Thanks to the fact that we’re still a functioning democracy there are certain things that the government can’t do in the black hole, where they tried to trick migrants like Sterlock’s client into giving up personal information in a bogus survey that would have probably been used against her. One of the things they can’t necessarily do in the black hole is radically change immigration law, which Whitaker will do when he makes his decision on domestic violence asylum claims.
For an administration that was founded and elected on fear-mongering about immigrants, you’d think they’d be proud to announce that they’re changing the law dramatically through executive fiat in order to reduce the number of people admitted into the country. But they’re apparently not, because they announce these decisions on a remote corner of the Justice Department’s website where most people who aren’t always searching for things in the black hole will never go.
There are no press releases that say We Plan to End Protections for Child Victims of Sexual Abuse.
The U.S. Government Doesn’t Care About Central American Children Abused by Their Relatives, the chyron on Fox News will never say.
Now, there’s another black hole they’re looking to exploit. While lawyers here find the time to talk to people like me and tell us what’s going on in the black hole, the black hole in Mexico is more difficult to penetrate. That’s why the Trump administration has started sending migrants back there to wait while their cases go through the immigration court system. It’ll be harder for attorneys and people like me to find the migrants in Mexico and ask them what they’ve gone through.
Disposable people. Sub-human. This is the third defining characteristic of the black hole: It consumes and spits out people without regard to their humanity.

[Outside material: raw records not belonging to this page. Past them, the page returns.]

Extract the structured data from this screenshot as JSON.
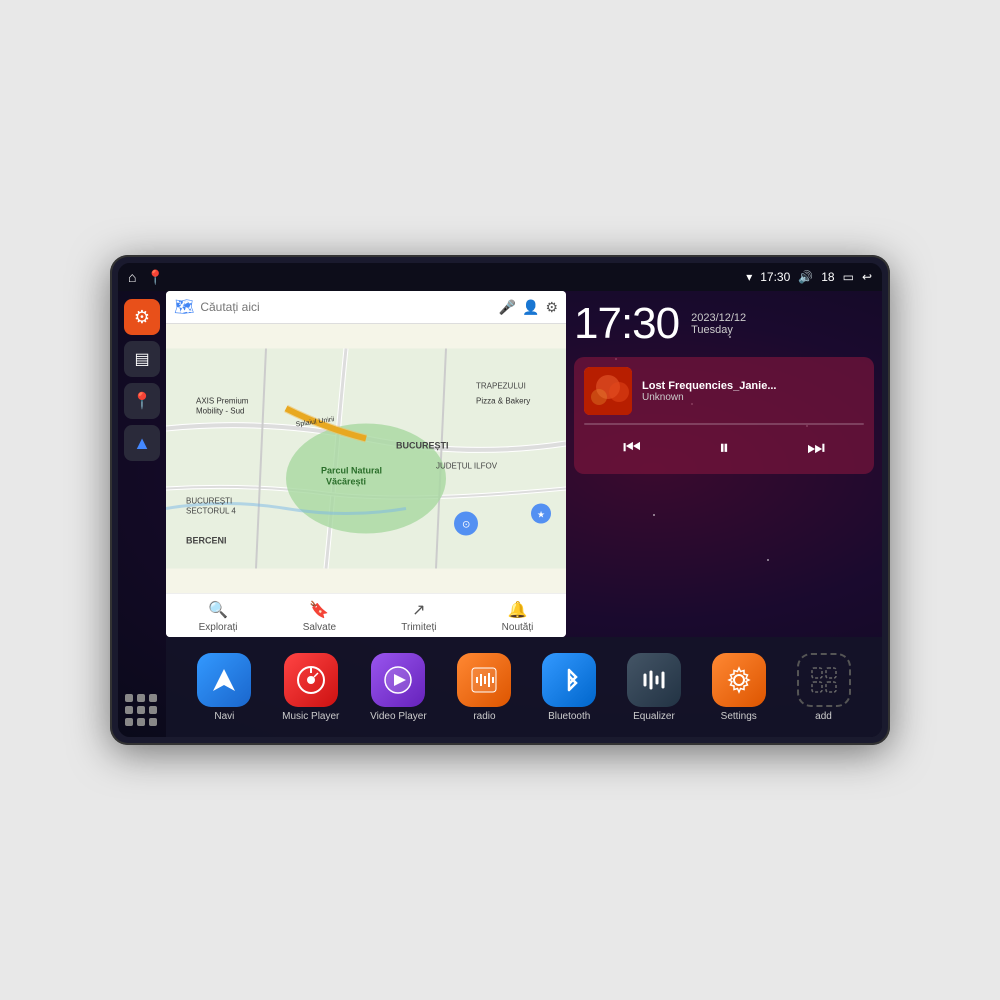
{
  "device": {
    "statusBar": {
      "time": "17:30",
      "signal": "▾",
      "wifi": "🔊",
      "battery_level": "18",
      "battery_icon": "🔋",
      "back_icon": "↩"
    },
    "sidebar": {
      "settings_label": "⚙",
      "files_label": "▤",
      "map_label": "📍",
      "nav_label": "▶",
      "grid_label": "⋮⋮⋮"
    },
    "map": {
      "search_placeholder": "Căutați aici",
      "places": [
        "AXIS Premium Mobility - Sud",
        "Pizza & Bakery",
        "Parcul Natural Văcărești",
        "BUCUREȘTI",
        "BUCUREȘTI SECTORUL 4",
        "BERCENI",
        "JUDEȚUL ILFOV",
        "TRAPEZULUI"
      ],
      "bottom_items": [
        {
          "icon": "📍",
          "label": "Explorați"
        },
        {
          "icon": "🔖",
          "label": "Salvate"
        },
        {
          "icon": "↗",
          "label": "Trimiteți"
        },
        {
          "icon": "🔔",
          "label": "Noutăți"
        }
      ]
    },
    "clock": {
      "time": "17:30",
      "date": "2023/12/12",
      "day": "Tuesday"
    },
    "music": {
      "title": "Lost Frequencies_Janie...",
      "artist": "Unknown",
      "controls": {
        "prev": "⏮",
        "play_pause": "⏸",
        "next": "⏭"
      }
    },
    "apps": [
      {
        "id": "navi",
        "label": "Navi",
        "icon_type": "blue-nav",
        "icon": "▲"
      },
      {
        "id": "music-player",
        "label": "Music Player",
        "icon_type": "red-music",
        "icon": "♪"
      },
      {
        "id": "video-player",
        "label": "Video Player",
        "icon_type": "purple-video",
        "icon": "▶"
      },
      {
        "id": "radio",
        "label": "radio",
        "icon_type": "orange-radio",
        "icon": "📻"
      },
      {
        "id": "bluetooth",
        "label": "Bluetooth",
        "icon_type": "blue-bt",
        "icon": "⚡"
      },
      {
        "id": "equalizer",
        "label": "Equalizer",
        "icon_type": "dark-eq",
        "icon": "≋"
      },
      {
        "id": "settings",
        "label": "Settings",
        "icon_type": "orange-settings",
        "icon": "⚙"
      },
      {
        "id": "add",
        "label": "add",
        "icon_type": "grey-add",
        "icon": "+"
      }
    ]
  }
}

P.S. All the photos in this post except for the flyer were taken by Zach Nelson, who rolled with me on the VICE piece about life in the borderland a few months back. The first photo was taken from Juarez looking back to El Paso, where there’s this weird DMZ-type area that migrants walk into in order to be purposefully picked up by Border Patrol and apply for asylum. Once they got in those SUVs, who knows where they went. They could have ended up in Georgia or New York for all we know. The second photo was taken in an area west of Juarez where a source had seen a ladder leaned up against the wall there. That’s how good the wall that’s already there is working, in case you wondered... Zach and I are digging in to a new project to expand the type of coverage we did at the border that’ll include all types of issues, if we ever find the proper time for it, that is.